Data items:
§

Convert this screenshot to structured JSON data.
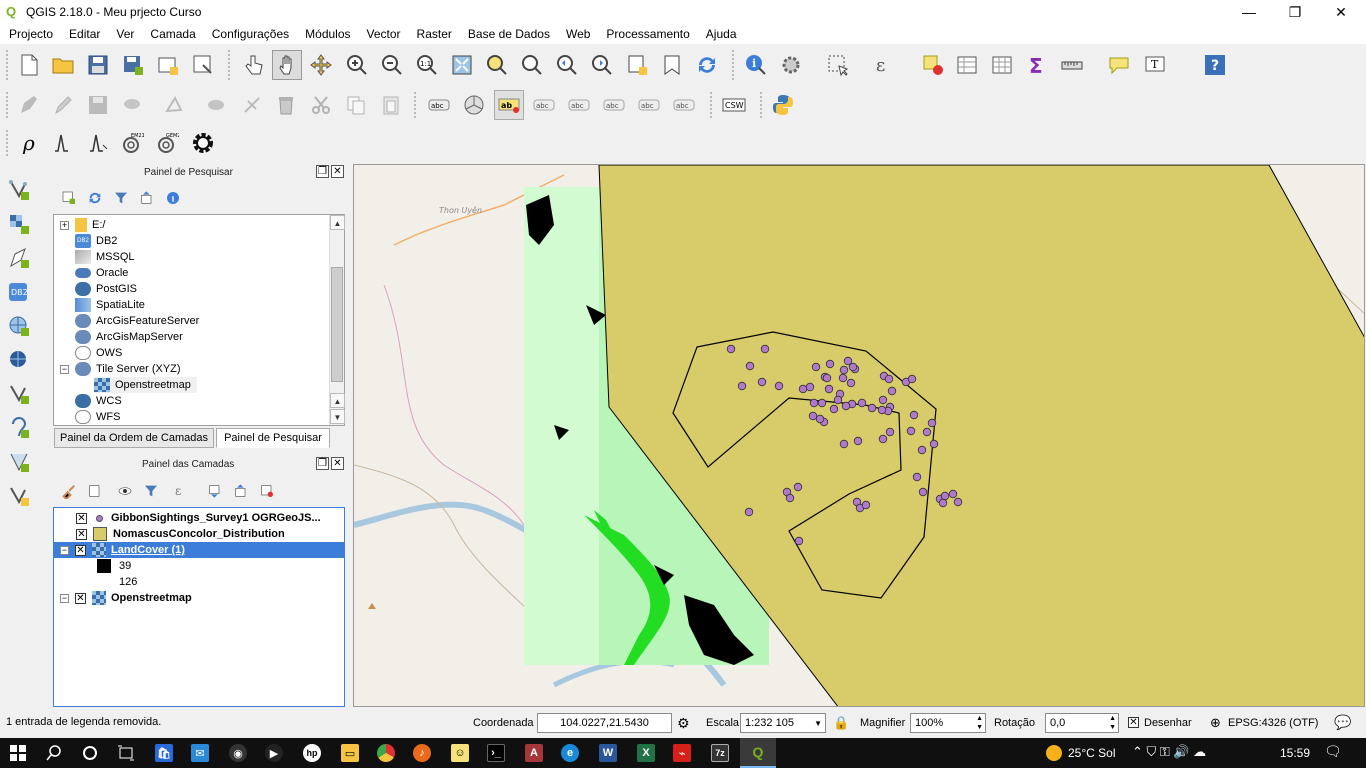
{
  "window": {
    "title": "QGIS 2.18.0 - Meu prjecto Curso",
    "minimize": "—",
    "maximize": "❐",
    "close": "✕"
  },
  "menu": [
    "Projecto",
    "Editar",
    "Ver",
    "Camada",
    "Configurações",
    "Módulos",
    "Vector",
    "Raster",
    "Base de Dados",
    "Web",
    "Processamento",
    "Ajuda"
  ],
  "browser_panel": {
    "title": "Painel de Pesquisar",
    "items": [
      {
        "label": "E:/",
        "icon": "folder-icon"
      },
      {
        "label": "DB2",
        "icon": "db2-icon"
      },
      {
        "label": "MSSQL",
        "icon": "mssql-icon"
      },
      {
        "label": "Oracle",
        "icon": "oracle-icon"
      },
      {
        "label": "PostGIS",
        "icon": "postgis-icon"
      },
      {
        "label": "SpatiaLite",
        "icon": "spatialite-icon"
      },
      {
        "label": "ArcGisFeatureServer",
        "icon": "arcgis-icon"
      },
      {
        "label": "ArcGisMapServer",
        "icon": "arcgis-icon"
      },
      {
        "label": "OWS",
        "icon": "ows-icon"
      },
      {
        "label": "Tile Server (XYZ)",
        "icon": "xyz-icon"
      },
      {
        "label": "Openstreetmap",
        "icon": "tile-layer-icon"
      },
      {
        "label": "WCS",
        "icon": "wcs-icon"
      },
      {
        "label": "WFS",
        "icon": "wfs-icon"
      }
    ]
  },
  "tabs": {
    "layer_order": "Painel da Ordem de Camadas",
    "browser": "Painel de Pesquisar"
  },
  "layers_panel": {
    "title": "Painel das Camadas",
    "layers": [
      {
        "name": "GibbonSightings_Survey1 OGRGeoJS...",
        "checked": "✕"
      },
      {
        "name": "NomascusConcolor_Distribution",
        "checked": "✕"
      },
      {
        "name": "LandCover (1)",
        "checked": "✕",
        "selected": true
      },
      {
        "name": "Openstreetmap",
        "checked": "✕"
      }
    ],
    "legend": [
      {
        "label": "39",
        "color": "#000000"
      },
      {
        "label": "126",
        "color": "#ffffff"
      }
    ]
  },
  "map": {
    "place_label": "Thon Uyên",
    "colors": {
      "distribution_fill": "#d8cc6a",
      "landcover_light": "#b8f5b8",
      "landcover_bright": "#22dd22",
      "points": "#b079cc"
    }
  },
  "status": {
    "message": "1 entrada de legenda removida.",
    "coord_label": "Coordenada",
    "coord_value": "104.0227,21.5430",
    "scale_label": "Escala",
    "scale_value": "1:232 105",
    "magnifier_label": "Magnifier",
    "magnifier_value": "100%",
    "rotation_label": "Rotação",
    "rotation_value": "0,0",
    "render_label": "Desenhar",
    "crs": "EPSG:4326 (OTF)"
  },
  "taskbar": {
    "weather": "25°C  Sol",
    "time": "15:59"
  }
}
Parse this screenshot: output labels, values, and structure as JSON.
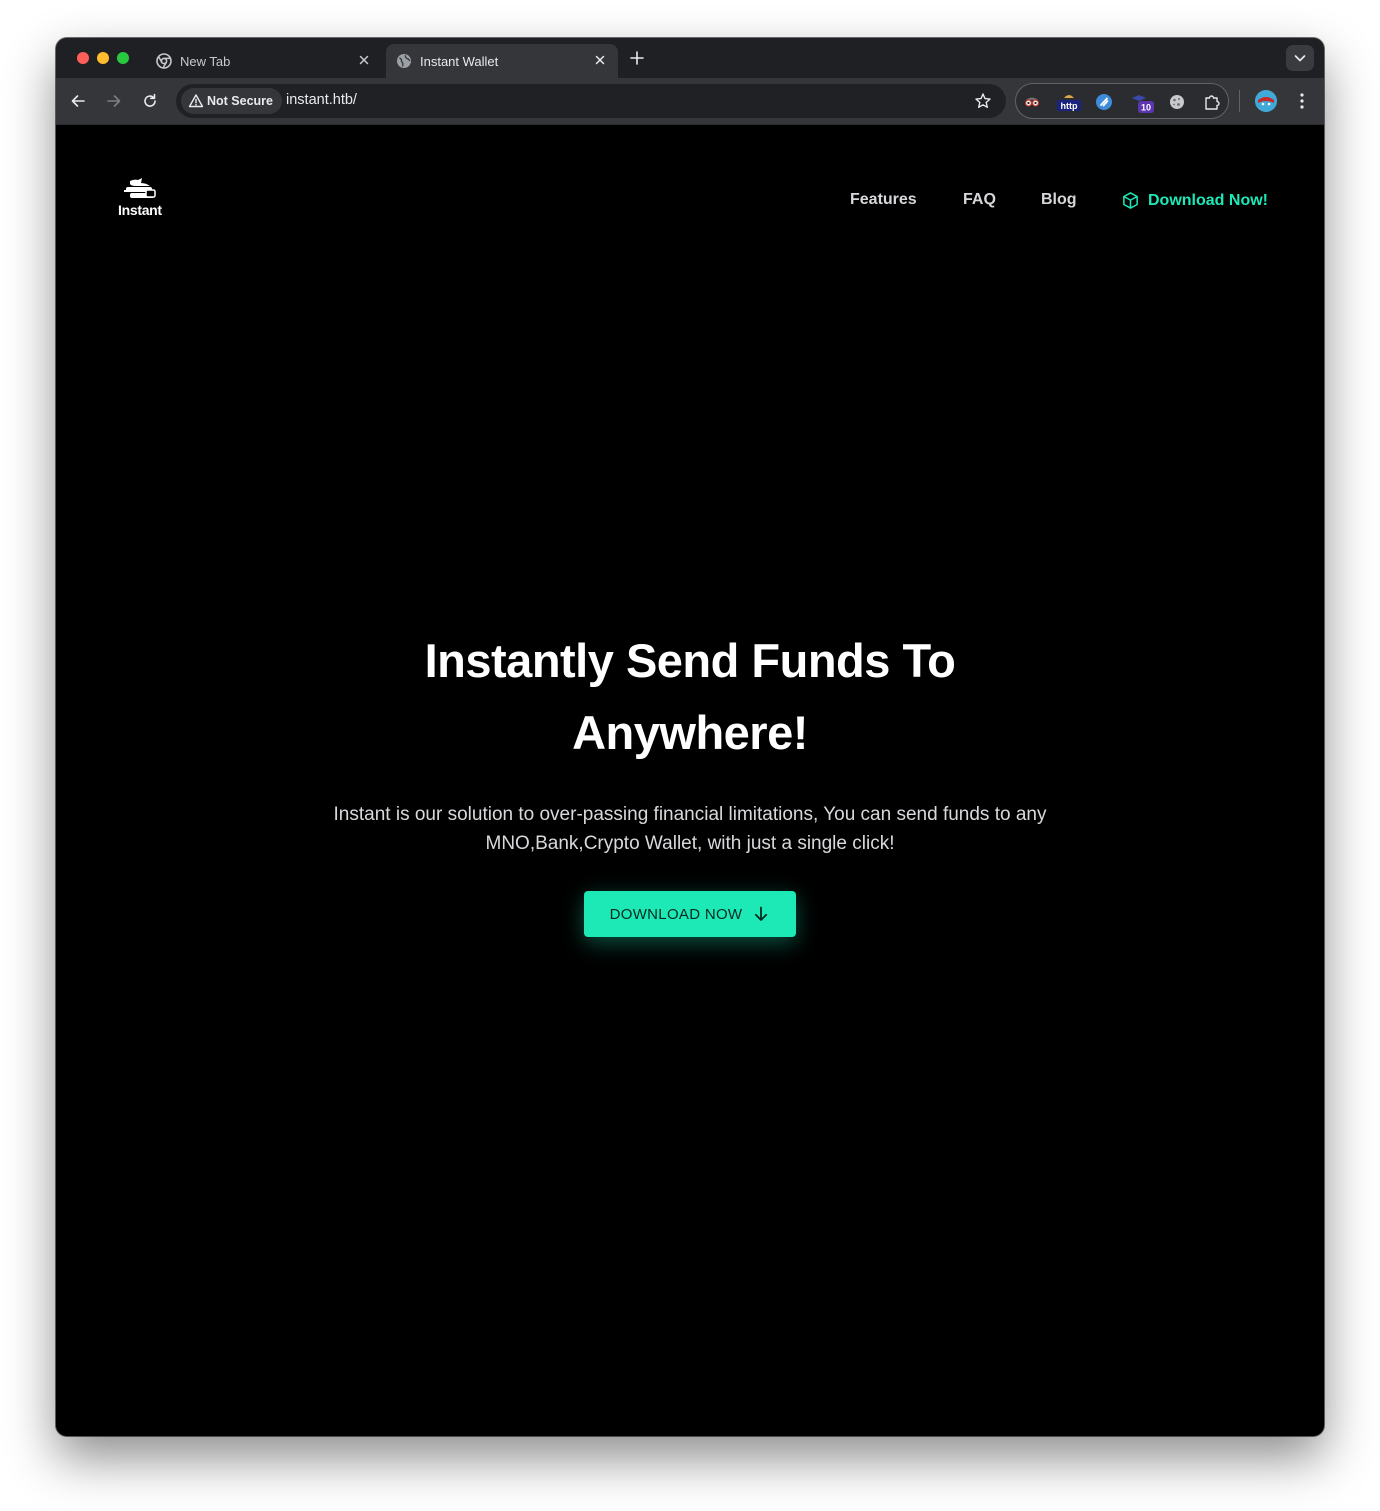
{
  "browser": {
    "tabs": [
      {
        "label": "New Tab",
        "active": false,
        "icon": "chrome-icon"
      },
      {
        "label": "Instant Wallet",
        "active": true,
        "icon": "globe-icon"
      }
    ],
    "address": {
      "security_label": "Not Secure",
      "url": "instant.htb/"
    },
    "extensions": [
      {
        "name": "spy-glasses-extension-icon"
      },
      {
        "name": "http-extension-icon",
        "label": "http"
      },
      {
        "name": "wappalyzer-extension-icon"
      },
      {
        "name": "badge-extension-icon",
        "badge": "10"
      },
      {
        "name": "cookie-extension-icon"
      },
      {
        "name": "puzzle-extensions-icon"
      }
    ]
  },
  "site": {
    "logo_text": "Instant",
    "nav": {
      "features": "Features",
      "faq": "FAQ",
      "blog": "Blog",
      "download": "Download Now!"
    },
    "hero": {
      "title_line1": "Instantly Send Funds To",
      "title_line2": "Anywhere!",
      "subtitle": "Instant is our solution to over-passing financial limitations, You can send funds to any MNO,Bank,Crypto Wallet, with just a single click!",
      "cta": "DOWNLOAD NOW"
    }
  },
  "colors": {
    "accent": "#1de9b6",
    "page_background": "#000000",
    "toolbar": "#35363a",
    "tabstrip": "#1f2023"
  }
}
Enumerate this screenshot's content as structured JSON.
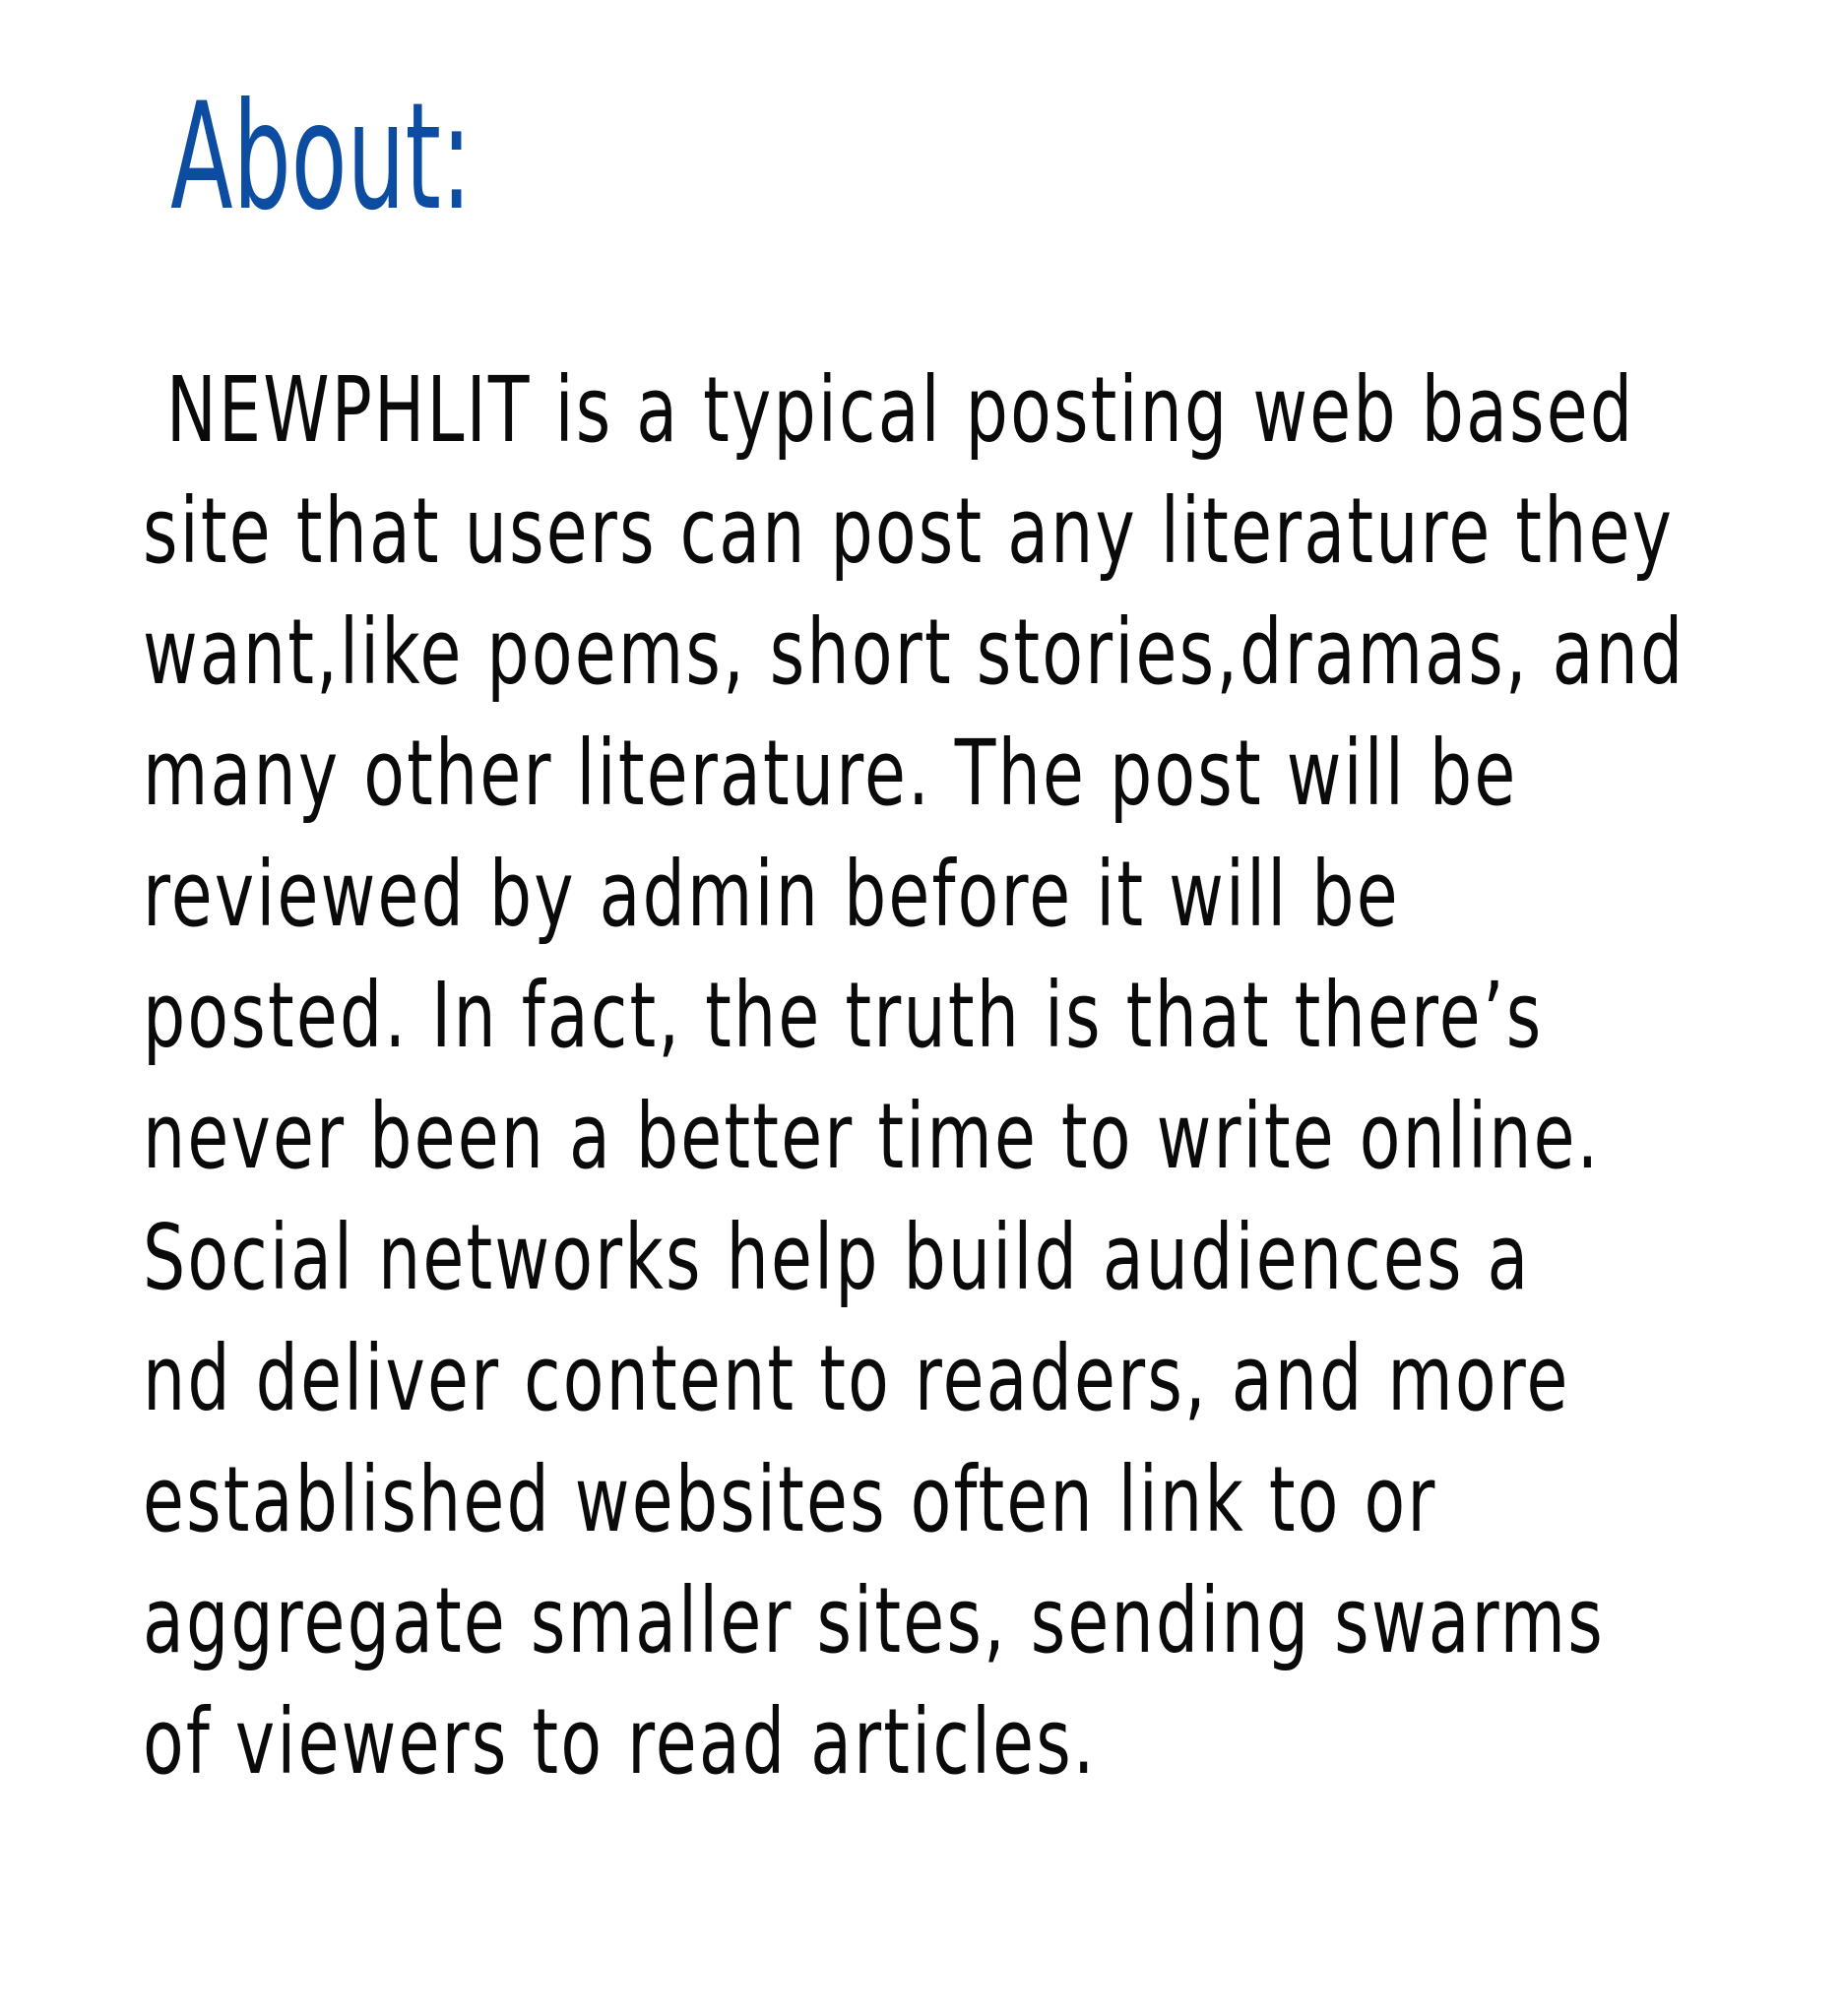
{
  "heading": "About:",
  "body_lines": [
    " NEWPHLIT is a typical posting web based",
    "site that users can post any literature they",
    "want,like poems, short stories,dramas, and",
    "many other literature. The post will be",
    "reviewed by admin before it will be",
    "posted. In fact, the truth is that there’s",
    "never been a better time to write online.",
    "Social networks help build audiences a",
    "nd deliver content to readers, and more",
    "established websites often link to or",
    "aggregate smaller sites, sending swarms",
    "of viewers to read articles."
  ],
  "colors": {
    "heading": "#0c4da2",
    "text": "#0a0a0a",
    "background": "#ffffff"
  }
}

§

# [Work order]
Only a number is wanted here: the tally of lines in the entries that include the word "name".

# [Exercise solution]
10